Pterygium, also known as surfer's eye, most often refers to a benign growth of the conjunctiva. A pterygium commonly grows from the nasal side of the conjunctiva. It is usually present in the palpebral fissure. It is associated with and thought to be caused by ultraviolet-light exposure (e.g., sunlight), low humidity, and dust. The predominance of pterygis on the nasal side is possibly a result of the sun's rays passing laterally through the cornea, where it undergoes refraction and becomes focused on the limbic area. Sunlight passes unobstructed from the lateral side of the eye, focusing on the medial limbus after passing through the cornea.
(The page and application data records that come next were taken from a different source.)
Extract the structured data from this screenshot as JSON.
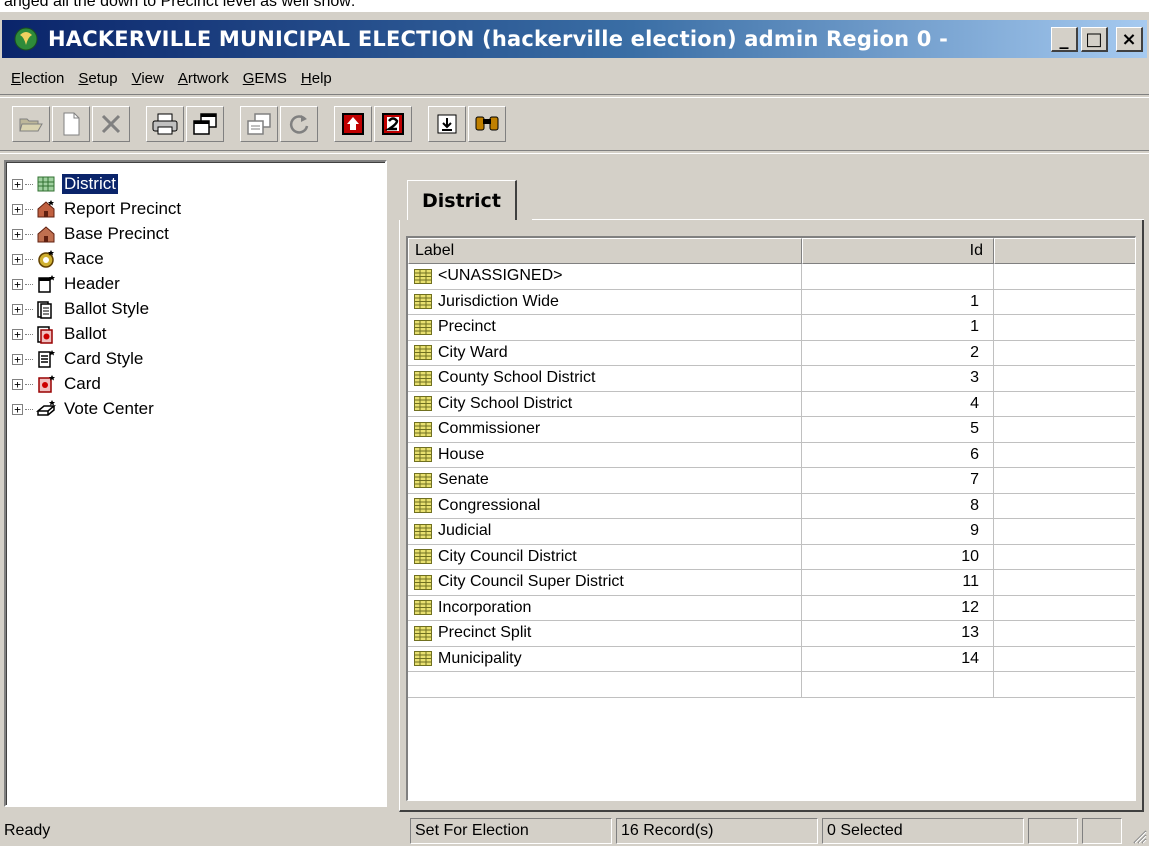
{
  "page_caption": "anged all the down to Precinct level as well show:",
  "window": {
    "title_main": "HACKERVILLE MUNICIPAL ELECTION (hackerville election) admin Region 0 -",
    "minimize_label": "_",
    "maximize_label": "□",
    "close_label": "×"
  },
  "menu": [
    {
      "accel": "E",
      "rest": "lection"
    },
    {
      "accel": "S",
      "rest": "etup"
    },
    {
      "accel": "V",
      "rest": "iew"
    },
    {
      "accel": "A",
      "rest": "rtwork"
    },
    {
      "accel": "G",
      "rest": "EMS"
    },
    {
      "accel": "H",
      "rest": "elp"
    }
  ],
  "toolbar": {
    "buttons": [
      "open-icon",
      "new-icon",
      "delete-icon",
      "print-icon",
      "cascade-icon",
      "copy-window-icon",
      "refresh-icon",
      "stop-icon",
      "number-two-icon",
      "export-icon",
      "find-icon"
    ]
  },
  "tree": {
    "items": [
      {
        "label": "District",
        "icon": "district-icon",
        "selected": true
      },
      {
        "label": "Report Precinct",
        "icon": "report-precinct-icon"
      },
      {
        "label": "Base Precinct",
        "icon": "base-precinct-icon"
      },
      {
        "label": "Race",
        "icon": "race-icon"
      },
      {
        "label": "Header",
        "icon": "header-icon"
      },
      {
        "label": "Ballot Style",
        "icon": "ballot-style-icon"
      },
      {
        "label": "Ballot",
        "icon": "ballot-icon"
      },
      {
        "label": "Card Style",
        "icon": "card-style-icon"
      },
      {
        "label": "Card",
        "icon": "card-icon"
      },
      {
        "label": "Vote Center",
        "icon": "vote-center-icon"
      }
    ],
    "expander": "+"
  },
  "tab": {
    "label": "District"
  },
  "grid": {
    "columns": [
      "Label",
      "Id"
    ],
    "rows": [
      {
        "label": "<UNASSIGNED>",
        "id": ""
      },
      {
        "label": "Jurisdiction Wide",
        "id": "1"
      },
      {
        "label": "Precinct",
        "id": "1"
      },
      {
        "label": "City Ward",
        "id": "2"
      },
      {
        "label": "County School District",
        "id": "3"
      },
      {
        "label": "City School District",
        "id": "4"
      },
      {
        "label": "Commissioner",
        "id": "5"
      },
      {
        "label": "House",
        "id": "6"
      },
      {
        "label": "Senate",
        "id": "7"
      },
      {
        "label": "Congressional",
        "id": "8"
      },
      {
        "label": "Judicial",
        "id": "9"
      },
      {
        "label": "City Council District",
        "id": "10"
      },
      {
        "label": "City Council Super District",
        "id": "11"
      },
      {
        "label": "Incorporation",
        "id": "12"
      },
      {
        "label": "Precinct Split",
        "id": "13"
      },
      {
        "label": "Municipality",
        "id": "14"
      }
    ]
  },
  "status": {
    "ready": "Ready",
    "mode": "Set For Election",
    "records": "16 Record(s)",
    "selected": "0 Selected"
  }
}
On the contralateral (medial) side, however, the shadow of the nose medially reduces the intensity of sunlight focused on the lateral/ temporal limbus.
The Collaborative International Dictionary
Pterygium \Pte*ryg"i*um\, n.; pl. E. Pterygiums, L. Pterygia. [NL., fr. Gr. ?, properly a dim, akin to ? a feather.] (Med.) A superficial growth of vascular tissue radiating in a fanlike manner from the cornea over the surface of the eye.
n. a thickened triangular layer of conjunctiva extending from the nasal edge of the eye to the cornea; pterygia arise from irritation of the pinguecula
[also: pterygia (pl)]
n. (context medicine English) An abnormal mass of tissue in the corner of the eye that obstructs vision
Usage examples of "pterygium".
Exostosis of the ear, exostosis of the sinuses, Pterygium in both eyes-none of that meant shit to Corky, and all of it was better than boredom or heart disease, better than a fat pension check that had to be earned by spending a lifetime in an office.